Meeting in Rep Tipton's office. Hilary Hutcheson, Brady Collings (Spyder), Dakota and me (right to left).

So, it wasn't the most uplifting or comforting of meetings since the level of expertise on climate change impacts didn't seem to be of importance. Again, this was with just one staff member. Hopefully next time, both Senator Gardner and Congressman Tipton can be present for meetings with POW, but I'm not holding my breath.

Get Involved

Overall, I found this process inspiring and inclusive. Anyone in American can get involved with a cause or organization they care about. Meeting with lawmakers is participating in the legislative process. Even calling your Senators and Reps is participating in the legislative process. I saw it with my own eyes: staff members actually answer phones from people back home and jot down the comments in a log. Our calls do matter. Our votes do matter. Congress is not that intimidating because it's glued together by staff members who are mostly younger than 30 years old.

My takeaway is: get involved. Our democracy needs you. Older generations don't, in fact, know everything, and when it comes to climate change, the facts are clear: young people understand the basic science of climate change and want action. So please, for the love of winter, summer and everything in between, vote this midterm. And make sure every single one of your friends vote, too.

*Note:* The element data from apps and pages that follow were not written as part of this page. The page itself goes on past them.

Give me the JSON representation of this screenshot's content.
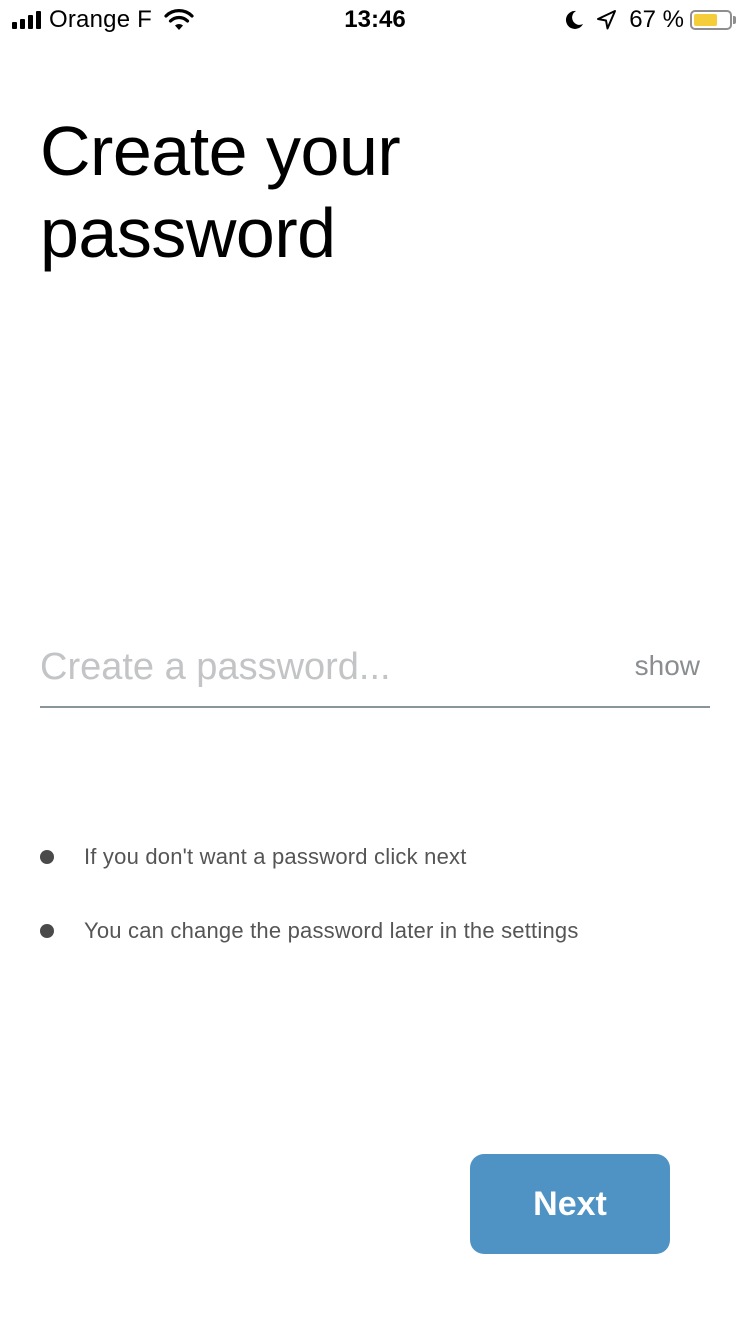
{
  "status_bar": {
    "carrier": "Orange F",
    "time": "13:46",
    "battery_percent": "67 %",
    "battery_level": 0.67,
    "icons": [
      "signal-bars-icon",
      "wifi-icon",
      "moon-icon",
      "location-arrow-icon",
      "battery-icon"
    ],
    "battery_color": "#f5cc3a"
  },
  "title": {
    "line1": "Create your",
    "line2": "password"
  },
  "password": {
    "placeholder": "Create a password...",
    "value": "",
    "show_label": "show"
  },
  "hints": [
    {
      "text": "If you don't want a password click next"
    },
    {
      "text": "You can change the password later in the settings"
    }
  ],
  "next_button": {
    "label": "Next",
    "color": "#4f93c5"
  }
}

Congresswoman Diana DeGette flanked by Christain Knapp (Aspen), Lindsay Bourgonie (policy advisor at POW) and me on the left; Dakota, Robin Hall (Smartwool) and Brady Collings (Spyder) on the right.


Robin Hall (Smartwool), me, Lindsay, Dakota and Brady Collings outside Rep Polis' office.

P.S. Another idea: if you're keen on knowing the in's and out's about your state's senators and reps, google them to no end! Start with League of Conservation Voters, get a general timeline of when they're up for reelection if they're a senator (all reps are up every two years). Get a grip on the state of climate policy affairs in your state, and make sure to research your state's midterm elections. I'll be posting about Colorado's next. Happy learning!